  • Its maximum collector-emitter voltage (VCEO) is 12V or higher
  • It has the same case type (TO-92, TO-220, etc), to ensure that the leads will fit in the same solder pad holes in the circuit board
  • Its leads (emitter, base, collector) are in the same order, so that you can plug it in the same way. (Alternatively, it can be in the reverse order, as long as you remember to rotate it 180° from the way it's depicted on the circuit board when installing it, to match the reversed lead order.)
Note that those rules are specifically for the Pinscape boards. If you're trying to make similar substitutions for other circuit boards, you should those specs for VEBO and VCEO from "12V or higher" to "at least as high as the value listed on the original part list". I was just trying to save you the trouble of looking those up for the Pinscape parts, since in those cases you wouldn't need specs higher than 12V.

Darlington transistors

A Darlington transistor isn't really a different type of transistor; it's just a different kind of physical packaging. But it's worth mentioning because it looks a little different on schematics.
A Darlington is a pair of NPN or PNP transistors, linked together inside a single physical package. To the "outside world", it looks and acts very much like a single NPN or PNP transistor. What makes these devices useful is that the linkage of the two transistors greatly increases the amplification power - the first transistor amplifies the input signal, and the second transistor amplifies that amplified signal, so it's like multiplying the two together. A circuit designer can accomplish the exact same thing by wiring two transistors together the same way, but this is such a common trope in circuit design that it's convenient to have it available as a single part. It's one less discrete part to install when you're building a board.
On a schematic, a Darlington is drawn as a pair of regular transistors:
This schematic symbol is so similar to the symbols for two individual transistors that it's kind of hard to distinguish whether it's a single Darlington or two regular transistors. The tell-tale is that there's only one reference designator and part number shown for the pair. The other way you can tell (although less definitively) is that the two individual transistor symbols are drawn so closely together, with almost no "base" line in the second transistor symbol. If they were were in fact meant to be discrete parts, they'd probably be spaced out a little more.

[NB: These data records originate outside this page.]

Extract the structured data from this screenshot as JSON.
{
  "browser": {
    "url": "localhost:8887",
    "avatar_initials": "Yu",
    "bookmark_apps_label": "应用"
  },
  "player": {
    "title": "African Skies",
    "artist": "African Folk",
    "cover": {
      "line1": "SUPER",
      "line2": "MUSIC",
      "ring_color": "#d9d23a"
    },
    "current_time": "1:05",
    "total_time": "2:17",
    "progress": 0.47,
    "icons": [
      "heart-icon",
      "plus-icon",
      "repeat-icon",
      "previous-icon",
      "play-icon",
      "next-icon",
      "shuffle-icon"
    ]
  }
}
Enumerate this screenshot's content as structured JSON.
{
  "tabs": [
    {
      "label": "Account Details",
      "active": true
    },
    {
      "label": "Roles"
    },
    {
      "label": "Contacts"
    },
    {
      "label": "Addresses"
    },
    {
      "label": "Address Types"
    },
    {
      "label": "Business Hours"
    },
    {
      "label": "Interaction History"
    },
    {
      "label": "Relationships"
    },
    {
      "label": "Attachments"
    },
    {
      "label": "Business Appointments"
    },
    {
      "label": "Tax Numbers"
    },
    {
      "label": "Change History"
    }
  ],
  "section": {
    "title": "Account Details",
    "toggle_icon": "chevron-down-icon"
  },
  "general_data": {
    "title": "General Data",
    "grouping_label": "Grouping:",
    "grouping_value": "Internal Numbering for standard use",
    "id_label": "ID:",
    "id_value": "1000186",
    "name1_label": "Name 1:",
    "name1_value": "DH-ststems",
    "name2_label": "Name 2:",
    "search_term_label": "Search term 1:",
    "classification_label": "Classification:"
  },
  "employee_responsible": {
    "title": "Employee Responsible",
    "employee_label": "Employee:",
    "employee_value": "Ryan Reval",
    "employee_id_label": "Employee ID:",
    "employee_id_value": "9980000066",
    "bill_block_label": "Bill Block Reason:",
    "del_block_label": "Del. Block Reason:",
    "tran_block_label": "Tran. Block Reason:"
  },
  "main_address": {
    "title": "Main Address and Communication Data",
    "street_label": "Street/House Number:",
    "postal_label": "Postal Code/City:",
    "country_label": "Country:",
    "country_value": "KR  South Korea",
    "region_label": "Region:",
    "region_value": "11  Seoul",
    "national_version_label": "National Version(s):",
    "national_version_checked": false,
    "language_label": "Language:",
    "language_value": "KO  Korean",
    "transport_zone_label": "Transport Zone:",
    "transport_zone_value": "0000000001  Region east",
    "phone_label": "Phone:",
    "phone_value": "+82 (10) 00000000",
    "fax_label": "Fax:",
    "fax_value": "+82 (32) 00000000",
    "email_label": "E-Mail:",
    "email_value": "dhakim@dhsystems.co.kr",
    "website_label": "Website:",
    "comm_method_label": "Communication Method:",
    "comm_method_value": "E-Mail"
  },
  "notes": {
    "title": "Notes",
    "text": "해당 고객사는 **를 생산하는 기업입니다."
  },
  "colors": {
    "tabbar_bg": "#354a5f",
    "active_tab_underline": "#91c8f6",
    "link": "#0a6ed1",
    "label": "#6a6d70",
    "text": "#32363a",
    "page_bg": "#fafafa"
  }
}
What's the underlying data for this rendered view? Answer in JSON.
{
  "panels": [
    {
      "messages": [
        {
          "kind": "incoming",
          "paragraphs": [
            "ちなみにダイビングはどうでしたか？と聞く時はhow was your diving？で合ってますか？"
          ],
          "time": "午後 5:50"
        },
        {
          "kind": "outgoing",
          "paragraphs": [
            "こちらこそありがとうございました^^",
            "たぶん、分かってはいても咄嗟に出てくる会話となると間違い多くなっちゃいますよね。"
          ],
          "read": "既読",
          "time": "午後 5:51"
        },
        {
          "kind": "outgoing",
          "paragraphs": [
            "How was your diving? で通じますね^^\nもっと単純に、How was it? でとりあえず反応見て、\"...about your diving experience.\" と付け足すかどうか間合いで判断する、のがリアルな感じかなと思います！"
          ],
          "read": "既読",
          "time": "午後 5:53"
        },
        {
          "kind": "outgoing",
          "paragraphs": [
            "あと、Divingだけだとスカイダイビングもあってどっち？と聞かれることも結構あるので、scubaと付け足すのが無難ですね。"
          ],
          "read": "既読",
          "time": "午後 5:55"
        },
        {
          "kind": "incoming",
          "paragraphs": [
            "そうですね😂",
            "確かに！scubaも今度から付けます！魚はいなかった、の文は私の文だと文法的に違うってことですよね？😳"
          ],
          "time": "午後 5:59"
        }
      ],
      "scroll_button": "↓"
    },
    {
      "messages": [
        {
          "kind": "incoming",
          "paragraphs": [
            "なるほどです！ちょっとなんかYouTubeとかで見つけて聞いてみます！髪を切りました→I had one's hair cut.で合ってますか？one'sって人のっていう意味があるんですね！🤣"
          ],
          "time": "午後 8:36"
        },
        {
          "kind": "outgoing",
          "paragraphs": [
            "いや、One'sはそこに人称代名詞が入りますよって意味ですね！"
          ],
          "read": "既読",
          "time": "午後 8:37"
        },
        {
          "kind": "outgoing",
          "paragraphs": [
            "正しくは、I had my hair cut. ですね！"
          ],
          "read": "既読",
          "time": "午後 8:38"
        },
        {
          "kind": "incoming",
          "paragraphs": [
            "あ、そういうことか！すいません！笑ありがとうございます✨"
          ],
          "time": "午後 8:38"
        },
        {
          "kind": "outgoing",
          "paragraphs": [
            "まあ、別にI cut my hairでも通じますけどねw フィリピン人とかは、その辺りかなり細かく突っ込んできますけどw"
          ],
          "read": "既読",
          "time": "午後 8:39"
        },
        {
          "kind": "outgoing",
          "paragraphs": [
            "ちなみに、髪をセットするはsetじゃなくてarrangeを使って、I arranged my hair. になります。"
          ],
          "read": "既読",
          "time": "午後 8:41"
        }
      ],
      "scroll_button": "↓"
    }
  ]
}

Physically, a Darlington is just like a regular NPN or PNP. Like the regular kind, it has three leads, labeled Base, Collector, and Emitter. You install it in a circuit board just like the regular kind of transistor.